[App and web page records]
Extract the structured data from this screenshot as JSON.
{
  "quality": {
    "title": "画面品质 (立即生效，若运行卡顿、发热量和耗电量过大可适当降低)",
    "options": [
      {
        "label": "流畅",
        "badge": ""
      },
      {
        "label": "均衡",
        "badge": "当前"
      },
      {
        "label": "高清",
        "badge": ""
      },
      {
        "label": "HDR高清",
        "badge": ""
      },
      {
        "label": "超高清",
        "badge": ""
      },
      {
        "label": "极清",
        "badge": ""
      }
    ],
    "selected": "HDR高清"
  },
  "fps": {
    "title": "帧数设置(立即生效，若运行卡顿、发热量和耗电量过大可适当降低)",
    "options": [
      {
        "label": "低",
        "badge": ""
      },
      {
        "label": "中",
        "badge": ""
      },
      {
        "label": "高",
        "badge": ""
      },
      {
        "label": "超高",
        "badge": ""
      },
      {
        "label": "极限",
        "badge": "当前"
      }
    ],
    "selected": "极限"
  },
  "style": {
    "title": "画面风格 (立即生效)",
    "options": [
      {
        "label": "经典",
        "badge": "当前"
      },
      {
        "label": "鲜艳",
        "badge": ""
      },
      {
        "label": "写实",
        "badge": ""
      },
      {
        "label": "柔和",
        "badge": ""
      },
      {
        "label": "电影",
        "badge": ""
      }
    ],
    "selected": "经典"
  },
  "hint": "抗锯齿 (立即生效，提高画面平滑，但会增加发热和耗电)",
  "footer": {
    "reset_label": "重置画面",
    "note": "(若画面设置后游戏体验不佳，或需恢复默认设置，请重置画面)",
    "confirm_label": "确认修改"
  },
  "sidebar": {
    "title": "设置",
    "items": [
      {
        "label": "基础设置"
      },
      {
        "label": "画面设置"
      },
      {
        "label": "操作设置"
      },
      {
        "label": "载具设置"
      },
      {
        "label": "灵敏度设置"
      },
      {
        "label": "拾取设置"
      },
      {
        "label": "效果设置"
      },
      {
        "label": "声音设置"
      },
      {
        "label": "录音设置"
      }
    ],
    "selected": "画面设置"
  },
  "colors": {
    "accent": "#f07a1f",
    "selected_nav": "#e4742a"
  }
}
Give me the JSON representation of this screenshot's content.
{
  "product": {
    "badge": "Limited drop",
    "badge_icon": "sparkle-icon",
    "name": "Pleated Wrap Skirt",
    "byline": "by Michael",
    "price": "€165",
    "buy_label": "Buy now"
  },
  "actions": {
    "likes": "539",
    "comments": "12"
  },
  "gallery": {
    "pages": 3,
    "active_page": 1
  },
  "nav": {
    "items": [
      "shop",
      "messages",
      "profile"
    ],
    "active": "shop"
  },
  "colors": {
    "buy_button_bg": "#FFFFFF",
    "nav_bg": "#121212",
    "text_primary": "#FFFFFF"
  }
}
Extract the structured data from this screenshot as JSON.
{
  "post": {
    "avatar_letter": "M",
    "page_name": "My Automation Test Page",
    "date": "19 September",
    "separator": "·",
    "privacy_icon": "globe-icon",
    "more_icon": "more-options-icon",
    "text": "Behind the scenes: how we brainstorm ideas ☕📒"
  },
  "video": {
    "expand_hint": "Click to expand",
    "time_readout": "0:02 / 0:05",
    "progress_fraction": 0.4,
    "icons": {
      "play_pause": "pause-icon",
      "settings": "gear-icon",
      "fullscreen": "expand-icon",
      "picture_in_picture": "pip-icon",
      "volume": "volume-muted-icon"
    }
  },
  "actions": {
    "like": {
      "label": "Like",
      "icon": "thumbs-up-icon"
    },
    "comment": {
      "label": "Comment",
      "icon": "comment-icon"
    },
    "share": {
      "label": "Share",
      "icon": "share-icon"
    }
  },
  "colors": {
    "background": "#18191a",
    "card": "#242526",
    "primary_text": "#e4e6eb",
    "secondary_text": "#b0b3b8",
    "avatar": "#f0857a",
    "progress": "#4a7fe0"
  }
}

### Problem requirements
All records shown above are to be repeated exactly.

### Exercise solution
Extract the structured data from this screenshot as JSON.
{
  "quality": {
    "title": "画面品质 (立即生效，若运行卡顿、发热量和耗电量过大可适当降低)",
    "options": [
      {
        "label": "流畅",
        "badge": ""
      },
      {
        "label": "均衡",
        "badge": "当前"
      },
      {
        "label": "高清",
        "badge": ""
      },
      {
        "label": "HDR高清",
        "badge": ""
      },
      {
        "label": "超高清",
        "badge": ""
      },
      {
        "label": "极清",
        "badge": ""
      }
    ],
    "selected": "HDR高清"
  },
  "fps": {
    "title": "帧数设置(立即生效，若运行卡顿、发热量和耗电量过大可适当降低)",
    "options": [
      {
        "label": "低",
        "badge": ""
      },
      {
        "label": "中",
        "badge": ""
      },
      {
        "label": "高",
        "badge": ""
      },
      {
        "label": "超高",
        "badge": ""
      },
      {
        "label": "极限",
        "badge": "当前"
      }
    ],
    "selected": "极限"
  },
  "style": {
    "title": "画面风格 (立即生效)",
    "options": [
      {
        "label": "经典",
        "badge": "当前"
      },
      {
        "label": "鲜艳",
        "badge": ""
      },
      {
        "label": "写实",
        "badge": ""
      },
      {
        "label": "柔和",
        "badge": ""
      },
      {
        "label": "电影",
        "badge": ""
      }
    ],
    "selected": "经典"
  },
  "hint": "抗锯齿 (立即生效，提高画面平滑，但会增加发热和耗电)",
  "footer": {
    "reset_label": "重置画面",
    "note": "(若画面设置后游戏体验不佳，或需恢复默认设置，请重置画面)",
    "confirm_label": "确认修改"
  },
  "sidebar": {
    "title": "设置",
    "items": [
      {
        "label": "基础设置"
      },
      {
        "label": "画面设置"
      },
      {
        "label": "操作设置"
      },
      {
        "label": "载具设置"
      },
      {
        "label": "灵敏度设置"
      },
      {
        "label": "拾取设置"
      },
      {
        "label": "效果设置"
      },
      {
        "label": "声音设置"
      },
      {
        "label": "录音设置"
      }
    ],
    "selected": "画面设置"
  },
  "colors": {
    "accent": "#f07a1f",
    "selected_nav": "#e4742a"
  }
}
Give me the JSON representation of this screenshot's content.
{
  "product": {
    "badge": "Limited drop",
    "badge_icon": "sparkle-icon",
    "name": "Pleated Wrap Skirt",
    "byline": "by Michael",
    "price": "€165",
    "buy_label": "Buy now"
  },
  "actions": {
    "likes": "539",
    "comments": "12"
  },
  "gallery": {
    "pages": 3,
    "active_page": 1
  },
  "nav": {
    "items": [
      "shop",
      "messages",
      "profile"
    ],
    "active": "shop"
  },
  "colors": {
    "buy_button_bg": "#FFFFFF",
    "nav_bg": "#121212",
    "text_primary": "#FFFFFF"
  }
}
Extract the structured data from this screenshot as JSON.
{
  "post": {
    "avatar_letter": "M",
    "page_name": "My Automation Test Page",
    "date": "19 September",
    "separator": "·",
    "privacy_icon": "globe-icon",
    "more_icon": "more-options-icon",
    "text": "Behind the scenes: how we brainstorm ideas ☕📒"
  },
  "video": {
    "expand_hint": "Click to expand",
    "time_readout": "0:02 / 0:05",
    "progress_fraction": 0.4,
    "icons": {
      "play_pause": "pause-icon",
      "settings": "gear-icon",
      "fullscreen": "expand-icon",
      "picture_in_picture": "pip-icon",
      "volume": "volume-muted-icon"
    }
  },
  "actions": {
    "like": {
      "label": "Like",
      "icon": "thumbs-up-icon"
    },
    "comment": {
      "label": "Comment",
      "icon": "comment-icon"
    },
    "share": {
      "label": "Share",
      "icon": "share-icon"
    }
  },
  "colors": {
    "background": "#18191a",
    "card": "#242526",
    "primary_text": "#e4e6eb",
    "secondary_text": "#b0b3b8",
    "avatar": "#f0857a",
    "progress": "#4a7fe0"
  }
}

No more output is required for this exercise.